This is a public service announcement from AWC. Please, let us save you time, money, and disappointment. There are certain things in life you’re better off hearing about, than seeing. For example, someone accidentally shooting themselves, a bad case of food poisoning, or the new movie, The Gunman.
There it was in living color, larger than life on the big screen. The words came right out of the mouth of Sean Penn himself in one of the most anticipated films of 2015.
“I did some bad things. I did some bad things.” Yeah you did, Sean. The Gunman is definitely one of them.
In the film, the real-life anti-gunner Penn plays a former Special Forces soldier, Jim Terrier. On assignment in the Congo, he is the sniper ordered by his colleague, Felix, to assassinate the Minister of Mining. After the kill, Terrier must exit the continent immediately, leaving behind his love, Annie. All along, Felix wanted her and gets Annie to be his wife.
8 years later, Terrier returns to the Congo as a humanitarian. Rebels try to kill him. This leads him to run around the world in a cat and mouse game trying to find out who wants him dead. To make matters worse, Jim Terrier suffers from guilt, blurred vision, PTSD, flashbacks, memory loss, amyloid plaque buildup on his brain, and more. Halfway into the film, there’s a good chance you’ll be thinking everyone involved with The Gunman probably does, too.
Penn didn’t just take the starring role for a nice paycheck. He is one of the producers, and writers of The Gunman screenplay. The script, outside of Jim Terrier’s friend, Stanley, creates no characters for you to connect with or like. The settings in the movie take you from the Congo, to London, Barcelona, and Gibraltar. But really, most of the scenes go absolutely nowhere.
Given Sean Penn’s political views, this shouldn’t come as much of a surprise. The soldiers in The Gunman show no real redeeming qualities. Blood is on their hands. They express no pride, no sense of duty, no hope and no happiness. There is only regret, remorse, pain and more pain.
The powerful Jim Terrier has some gruesome kills in the movie. Yet, the real message Sean Penn seems to want an audience to get is he is now buff. It looks like he wants to be the next middle-aged action movie hero, ala Arnold or Sly. The camera seems like it has a quota to meet showing Sean’s muscular pecs and vein popping biceps. However, the film itself is a total lightweight.
The Gunman tries to be an action thriller like the Bourne Legacy. Sadly, it comes off much more like the Boring Supremacy.

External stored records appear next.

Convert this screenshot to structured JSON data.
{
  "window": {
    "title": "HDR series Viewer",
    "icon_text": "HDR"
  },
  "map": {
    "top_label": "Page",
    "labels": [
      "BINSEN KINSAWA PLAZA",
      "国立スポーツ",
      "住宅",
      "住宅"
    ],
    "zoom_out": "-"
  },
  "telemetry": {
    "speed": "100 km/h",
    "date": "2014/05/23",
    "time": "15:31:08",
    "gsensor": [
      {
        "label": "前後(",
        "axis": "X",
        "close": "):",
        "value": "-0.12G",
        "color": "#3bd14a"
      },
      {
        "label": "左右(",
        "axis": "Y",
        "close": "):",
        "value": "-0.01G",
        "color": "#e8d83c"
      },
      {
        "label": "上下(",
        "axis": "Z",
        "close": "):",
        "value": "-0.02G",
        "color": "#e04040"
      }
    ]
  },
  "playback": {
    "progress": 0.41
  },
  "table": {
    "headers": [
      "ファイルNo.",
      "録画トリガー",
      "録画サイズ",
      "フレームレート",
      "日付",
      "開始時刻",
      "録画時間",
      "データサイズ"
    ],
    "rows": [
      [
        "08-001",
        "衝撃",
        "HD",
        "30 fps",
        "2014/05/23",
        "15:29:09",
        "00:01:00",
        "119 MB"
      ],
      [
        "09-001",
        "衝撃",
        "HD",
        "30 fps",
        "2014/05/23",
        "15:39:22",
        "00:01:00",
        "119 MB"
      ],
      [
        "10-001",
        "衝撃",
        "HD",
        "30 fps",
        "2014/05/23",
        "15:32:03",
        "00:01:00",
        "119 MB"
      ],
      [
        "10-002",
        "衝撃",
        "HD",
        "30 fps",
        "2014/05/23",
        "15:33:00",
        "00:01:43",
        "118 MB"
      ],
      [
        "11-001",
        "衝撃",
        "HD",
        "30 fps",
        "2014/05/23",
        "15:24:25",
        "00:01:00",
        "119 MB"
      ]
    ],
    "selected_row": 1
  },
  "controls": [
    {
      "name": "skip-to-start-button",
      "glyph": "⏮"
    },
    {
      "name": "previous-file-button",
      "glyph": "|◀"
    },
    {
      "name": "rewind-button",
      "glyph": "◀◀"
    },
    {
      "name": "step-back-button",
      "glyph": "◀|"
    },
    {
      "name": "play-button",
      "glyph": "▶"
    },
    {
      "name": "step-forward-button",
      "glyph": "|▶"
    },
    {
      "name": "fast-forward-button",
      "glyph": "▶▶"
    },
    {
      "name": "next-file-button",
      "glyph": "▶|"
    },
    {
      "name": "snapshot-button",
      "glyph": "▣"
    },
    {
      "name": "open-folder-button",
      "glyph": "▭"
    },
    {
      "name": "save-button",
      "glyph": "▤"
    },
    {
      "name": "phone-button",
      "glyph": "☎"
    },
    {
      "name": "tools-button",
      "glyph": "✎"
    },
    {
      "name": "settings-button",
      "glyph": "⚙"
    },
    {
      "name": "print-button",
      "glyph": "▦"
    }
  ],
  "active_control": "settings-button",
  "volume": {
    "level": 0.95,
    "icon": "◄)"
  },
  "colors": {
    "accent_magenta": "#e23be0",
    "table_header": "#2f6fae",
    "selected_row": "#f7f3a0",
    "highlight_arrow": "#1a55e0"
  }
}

Really, the only funny line in the entire movie is when Jim Terrier tells Felix he is going hunting “for whatever is in season. I just need to shoot something.” What’s even funnier is, by the time you leave the movie theatre after seeing The Gunman …you’ll probably feel the same way.